It further saddens me to day to read comments which detract from his memory – made by on the whole ill informed people whom do not work within the IT industry, or if they do have not worked within it long enough to truly understand the impact that he has had. I have seen so many comments today which are founded in poor understanding, or out and out jealously of a man whom “went there” and “did it”.
“Remembering that you are going to die is the best way to avoid the trap of thinking that you have something to lose – Steve Jobs 2005, Stanford”
There are some people whom choose to remember Steve as a “sales man” – but, if they looked deeper and researched him they would know that he was far more; being able to identify with consumers and corporate customers alike and derive what they want and need before they do is a real talent.
People also forget that Apple has championed many great standards that the industry has adopted over the years, under Steve Jobs stewardship that have made a great difference to all our lives. This was also balanced against maintaining the company’s own intellectual property and “closed” developments.
He undoubtedly did some things wrong, and perhaps made some decisions at times which others question as morally wrong – but, as humans we are all guilty of this at one level or another – to purely judge someone’s life on a minority of mistakes where the greater whole was positive is reprehensible and short sighted.
Today (Thursday 6th October) Mr Jobs has been paralleled with a number of great figures throughout history – Edison, Einstein, Dr Martin Luther King et al – and some people have rebuked such remarks.
I feel that it is wrong to rebuke such comment as the judging criteria evolves over the years – Edison amongst other things created the light bulb but towards the end of his career time courted controversy with his “etheric force” principles, Einstein – we are all familiar with the theory of relativity – but need to remember that it was instrumental in the development of nuclear weapons to which he personally supported during the 2nd world war, Dr King whilst a leading light in the civil rights movement and undoubtedly did great things – but also had links to a number of “unsavoury” organisations to support his cause.

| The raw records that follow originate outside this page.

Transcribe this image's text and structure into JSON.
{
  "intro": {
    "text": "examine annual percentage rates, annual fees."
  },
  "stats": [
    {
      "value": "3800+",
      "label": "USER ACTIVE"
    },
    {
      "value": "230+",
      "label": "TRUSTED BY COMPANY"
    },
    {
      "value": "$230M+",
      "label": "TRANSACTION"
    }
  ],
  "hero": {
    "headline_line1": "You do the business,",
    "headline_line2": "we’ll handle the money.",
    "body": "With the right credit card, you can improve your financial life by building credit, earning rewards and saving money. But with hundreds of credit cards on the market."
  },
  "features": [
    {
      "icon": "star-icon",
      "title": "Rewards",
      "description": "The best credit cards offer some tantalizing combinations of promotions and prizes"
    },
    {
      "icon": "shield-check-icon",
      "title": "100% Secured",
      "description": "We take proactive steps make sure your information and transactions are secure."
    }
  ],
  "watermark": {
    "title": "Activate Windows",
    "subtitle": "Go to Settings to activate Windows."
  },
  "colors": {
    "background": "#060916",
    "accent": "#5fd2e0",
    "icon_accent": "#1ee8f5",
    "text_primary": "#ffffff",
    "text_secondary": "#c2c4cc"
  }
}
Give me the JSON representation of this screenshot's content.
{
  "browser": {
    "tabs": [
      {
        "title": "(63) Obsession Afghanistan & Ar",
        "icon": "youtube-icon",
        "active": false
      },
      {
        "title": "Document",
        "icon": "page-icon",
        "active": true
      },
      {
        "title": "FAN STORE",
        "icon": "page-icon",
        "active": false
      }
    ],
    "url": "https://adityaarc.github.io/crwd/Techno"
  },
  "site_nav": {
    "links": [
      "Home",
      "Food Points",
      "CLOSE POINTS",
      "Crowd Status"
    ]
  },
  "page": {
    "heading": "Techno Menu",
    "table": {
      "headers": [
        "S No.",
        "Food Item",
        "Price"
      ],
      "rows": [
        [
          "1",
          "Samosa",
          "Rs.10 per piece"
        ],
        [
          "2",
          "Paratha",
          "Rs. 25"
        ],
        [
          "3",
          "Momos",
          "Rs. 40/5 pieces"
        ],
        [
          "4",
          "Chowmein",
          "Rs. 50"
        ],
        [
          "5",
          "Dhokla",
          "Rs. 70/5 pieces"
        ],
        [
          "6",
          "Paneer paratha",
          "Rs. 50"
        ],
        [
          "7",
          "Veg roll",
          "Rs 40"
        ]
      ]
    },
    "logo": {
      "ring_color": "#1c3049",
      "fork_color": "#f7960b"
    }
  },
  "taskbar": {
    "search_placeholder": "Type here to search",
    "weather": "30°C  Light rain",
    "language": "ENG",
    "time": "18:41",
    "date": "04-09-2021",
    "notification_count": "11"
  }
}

My point is, I am not betraying the memory of these great people in our histories – what I am saying is that they are all now judged on the sum of their respective achievements – a position that we should afford Steve Jobs in the context of our current history.
In my career, whereas I can say that it has not reached the heights of Steve’s; I can say that there are elements of his example that I do employ. I fundamentally believe in his presentation style – open, simple, smooth and professional. I also believe very much in his belief in creating elegant solutions – with attention to detail.
I also feel that if you believe in something within your work, you should fight for it –and not compromise your position and own conscience – even if that means taking a walk yourself – this is a legacy of Steve Jobs that so many people will be afraid to follow.
I will sign with the following thought -the next time that you are running in the park listening to your iPod, on the train (subway) reading the news on your iPad, designing your next “great” thing on your iMac or iBook, downloading music from any ONLINE store, or watching the next animated 3D classic – think of Steve Jobs – his influence and vision made it possible.
Rest in Peace Steve Jobs 1955 – 2011